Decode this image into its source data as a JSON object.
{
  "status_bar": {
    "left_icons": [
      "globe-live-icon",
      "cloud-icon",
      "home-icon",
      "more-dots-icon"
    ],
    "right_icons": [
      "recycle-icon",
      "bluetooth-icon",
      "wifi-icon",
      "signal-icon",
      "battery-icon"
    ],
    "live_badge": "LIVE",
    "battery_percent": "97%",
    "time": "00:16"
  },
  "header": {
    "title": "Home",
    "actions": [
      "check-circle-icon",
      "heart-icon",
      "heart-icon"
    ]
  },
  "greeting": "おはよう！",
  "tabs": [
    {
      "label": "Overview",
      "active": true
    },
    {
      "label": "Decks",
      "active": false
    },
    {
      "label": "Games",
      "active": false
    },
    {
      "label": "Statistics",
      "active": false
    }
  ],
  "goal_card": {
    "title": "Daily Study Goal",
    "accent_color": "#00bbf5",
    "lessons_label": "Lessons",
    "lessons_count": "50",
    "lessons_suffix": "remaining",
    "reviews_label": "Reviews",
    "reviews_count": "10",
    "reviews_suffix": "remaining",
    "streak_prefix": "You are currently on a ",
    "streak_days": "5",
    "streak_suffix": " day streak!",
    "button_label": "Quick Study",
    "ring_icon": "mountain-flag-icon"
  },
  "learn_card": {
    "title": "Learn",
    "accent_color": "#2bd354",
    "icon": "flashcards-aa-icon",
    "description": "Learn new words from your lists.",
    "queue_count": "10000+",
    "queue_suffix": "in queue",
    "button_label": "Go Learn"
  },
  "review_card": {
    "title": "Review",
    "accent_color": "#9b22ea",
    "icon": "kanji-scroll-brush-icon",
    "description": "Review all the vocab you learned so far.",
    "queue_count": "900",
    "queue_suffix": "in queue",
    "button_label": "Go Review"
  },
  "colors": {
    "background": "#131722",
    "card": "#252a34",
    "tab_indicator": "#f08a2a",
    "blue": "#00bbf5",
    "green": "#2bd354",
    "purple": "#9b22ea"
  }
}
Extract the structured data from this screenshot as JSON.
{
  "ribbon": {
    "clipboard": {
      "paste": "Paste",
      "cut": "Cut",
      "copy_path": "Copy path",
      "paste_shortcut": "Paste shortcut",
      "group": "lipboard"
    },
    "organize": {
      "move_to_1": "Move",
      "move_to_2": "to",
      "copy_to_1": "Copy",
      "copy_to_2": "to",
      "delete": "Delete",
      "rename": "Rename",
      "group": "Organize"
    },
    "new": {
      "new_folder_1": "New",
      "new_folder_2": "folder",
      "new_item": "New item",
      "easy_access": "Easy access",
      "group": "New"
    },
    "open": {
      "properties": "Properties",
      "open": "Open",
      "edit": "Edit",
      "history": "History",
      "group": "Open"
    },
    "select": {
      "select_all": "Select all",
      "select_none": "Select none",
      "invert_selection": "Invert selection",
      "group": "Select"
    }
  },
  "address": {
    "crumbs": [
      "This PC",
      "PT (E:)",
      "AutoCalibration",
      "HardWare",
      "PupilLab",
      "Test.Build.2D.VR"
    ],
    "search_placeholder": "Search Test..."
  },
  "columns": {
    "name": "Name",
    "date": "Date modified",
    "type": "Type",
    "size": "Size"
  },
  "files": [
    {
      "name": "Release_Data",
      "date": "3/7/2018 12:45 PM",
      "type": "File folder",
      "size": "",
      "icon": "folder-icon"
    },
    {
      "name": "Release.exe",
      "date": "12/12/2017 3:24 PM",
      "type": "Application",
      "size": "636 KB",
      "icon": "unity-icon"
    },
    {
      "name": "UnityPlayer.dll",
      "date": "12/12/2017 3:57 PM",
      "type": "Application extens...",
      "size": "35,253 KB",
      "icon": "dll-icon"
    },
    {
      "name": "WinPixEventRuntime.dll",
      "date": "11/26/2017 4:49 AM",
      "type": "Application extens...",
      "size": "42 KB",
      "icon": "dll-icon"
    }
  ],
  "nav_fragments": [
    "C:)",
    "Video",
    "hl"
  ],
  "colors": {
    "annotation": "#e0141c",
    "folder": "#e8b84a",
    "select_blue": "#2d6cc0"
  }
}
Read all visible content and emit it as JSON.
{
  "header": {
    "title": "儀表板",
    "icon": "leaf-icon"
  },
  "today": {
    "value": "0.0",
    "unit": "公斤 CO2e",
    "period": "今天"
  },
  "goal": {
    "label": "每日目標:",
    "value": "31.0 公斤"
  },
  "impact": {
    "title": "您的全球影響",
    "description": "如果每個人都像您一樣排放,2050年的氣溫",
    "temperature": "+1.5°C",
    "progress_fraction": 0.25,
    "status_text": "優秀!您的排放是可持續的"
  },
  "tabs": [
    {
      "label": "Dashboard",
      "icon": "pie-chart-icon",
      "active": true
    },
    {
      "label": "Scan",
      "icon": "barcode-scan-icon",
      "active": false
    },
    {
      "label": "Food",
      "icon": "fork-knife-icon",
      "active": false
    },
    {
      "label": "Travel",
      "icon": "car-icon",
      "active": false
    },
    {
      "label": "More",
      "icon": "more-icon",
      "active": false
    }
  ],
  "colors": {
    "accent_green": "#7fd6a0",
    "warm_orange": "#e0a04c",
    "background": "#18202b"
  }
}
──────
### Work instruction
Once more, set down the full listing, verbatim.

### Task solution
Decode this image into its source data as a JSON object.
{
  "status_bar": {
    "left_icons": [
      "globe-live-icon",
      "cloud-icon",
      "home-icon",
      "more-dots-icon"
    ],
    "right_icons": [
      "recycle-icon",
      "bluetooth-icon",
      "wifi-icon",
      "signal-icon",
      "battery-icon"
    ],
    "live_badge": "LIVE",
    "battery_percent": "97%",
    "time": "00:16"
  },
  "header": {
    "title": "Home",
    "actions": [
      "check-circle-icon",
      "heart-icon",
      "heart-icon"
    ]
  },
  "greeting": "おはよう！",
  "tabs": [
    {
      "label": "Overview",
      "active": true
    },
    {
      "label": "Decks",
      "active": false
    },
    {
      "label": "Games",
      "active": false
    },
    {
      "label": "Statistics",
      "active": false
    }
  ],
  "goal_card": {
    "title": "Daily Study Goal",
    "accent_color": "#00bbf5",
    "lessons_label": "Lessons",
    "lessons_count": "50",
    "lessons_suffix": "remaining",
    "reviews_label": "Reviews",
    "reviews_count": "10",
    "reviews_suffix": "remaining",
    "streak_prefix": "You are currently on a ",
    "streak_days": "5",
    "streak_suffix": " day streak!",
    "button_label": "Quick Study",
    "ring_icon": "mountain-flag-icon"
  },
  "learn_card": {
    "title": "Learn",
    "accent_color": "#2bd354",
    "icon": "flashcards-aa-icon",
    "description": "Learn new words from your lists.",
    "queue_count": "10000+",
    "queue_suffix": "in queue",
    "button_label": "Go Learn"
  },
  "review_card": {
    "title": "Review",
    "accent_color": "#9b22ea",
    "icon": "kanji-scroll-brush-icon",
    "description": "Review all the vocab you learned so far.",
    "queue_count": "900",
    "queue_suffix": "in queue",
    "button_label": "Go Review"
  },
  "colors": {
    "background": "#131722",
    "card": "#252a34",
    "tab_indicator": "#f08a2a",
    "blue": "#00bbf5",
    "green": "#2bd354",
    "purple": "#9b22ea"
  }
}
Extract the structured data from this screenshot as JSON.
{
  "ribbon": {
    "clipboard": {
      "paste": "Paste",
      "cut": "Cut",
      "copy_path": "Copy path",
      "paste_shortcut": "Paste shortcut",
      "group": "lipboard"
    },
    "organize": {
      "move_to_1": "Move",
      "move_to_2": "to",
      "copy_to_1": "Copy",
      "copy_to_2": "to",
      "delete": "Delete",
      "rename": "Rename",
      "group": "Organize"
    },
    "new": {
      "new_folder_1": "New",
      "new_folder_2": "folder",
      "new_item": "New item",
      "easy_access": "Easy access",
      "group": "New"
    },
    "open": {
      "properties": "Properties",
      "open": "Open",
      "edit": "Edit",
      "history": "History",
      "group": "Open"
    },
    "select": {
      "select_all": "Select all",
      "select_none": "Select none",
      "invert_selection": "Invert selection",
      "group": "Select"
    }
  },
  "address": {
    "crumbs": [
      "This PC",
      "PT (E:)",
      "AutoCalibration",
      "HardWare",
      "PupilLab",
      "Test.Build.2D.VR"
    ],
    "search_placeholder": "Search Test..."
  },
  "columns": {
    "name": "Name",
    "date": "Date modified",
    "type": "Type",
    "size": "Size"
  },
  "files": [
    {
      "name": "Release_Data",
      "date": "3/7/2018 12:45 PM",
      "type": "File folder",
      "size": "",
      "icon": "folder-icon"
    },
    {
      "name": "Release.exe",
      "date": "12/12/2017 3:24 PM",
      "type": "Application",
      "size": "636 KB",
      "icon": "unity-icon"
    },
    {
      "name": "UnityPlayer.dll",
      "date": "12/12/2017 3:57 PM",
      "type": "Application extens...",
      "size": "35,253 KB",
      "icon": "dll-icon"
    },
    {
      "name": "WinPixEventRuntime.dll",
      "date": "11/26/2017 4:49 AM",
      "type": "Application extens...",
      "size": "42 KB",
      "icon": "dll-icon"
    }
  ],
  "nav_fragments": [
    "C:)",
    "Video",
    "hl"
  ],
  "colors": {
    "annotation": "#e0141c",
    "folder": "#e8b84a",
    "select_blue": "#2d6cc0"
  }
}
Read all visible content and emit it as JSON.
{
  "header": {
    "title": "儀表板",
    "icon": "leaf-icon"
  },
  "today": {
    "value": "0.0",
    "unit": "公斤 CO2e",
    "period": "今天"
  },
  "goal": {
    "label": "每日目標:",
    "value": "31.0 公斤"
  },
  "impact": {
    "title": "您的全球影響",
    "description": "如果每個人都像您一樣排放,2050年的氣溫",
    "temperature": "+1.5°C",
    "progress_fraction": 0.25,
    "status_text": "優秀!您的排放是可持續的"
  },
  "tabs": [
    {
      "label": "Dashboard",
      "icon": "pie-chart-icon",
      "active": true
    },
    {
      "label": "Scan",
      "icon": "barcode-scan-icon",
      "active": false
    },
    {
      "label": "Food",
      "icon": "fork-knife-icon",
      "active": false
    },
    {
      "label": "Travel",
      "icon": "car-icon",
      "active": false
    },
    {
      "label": "More",
      "icon": "more-icon",
      "active": false
    }
  ],
  "colors": {
    "accent_green": "#7fd6a0",
    "warm_orange": "#e0a04c",
    "background": "#18202b"
  }
}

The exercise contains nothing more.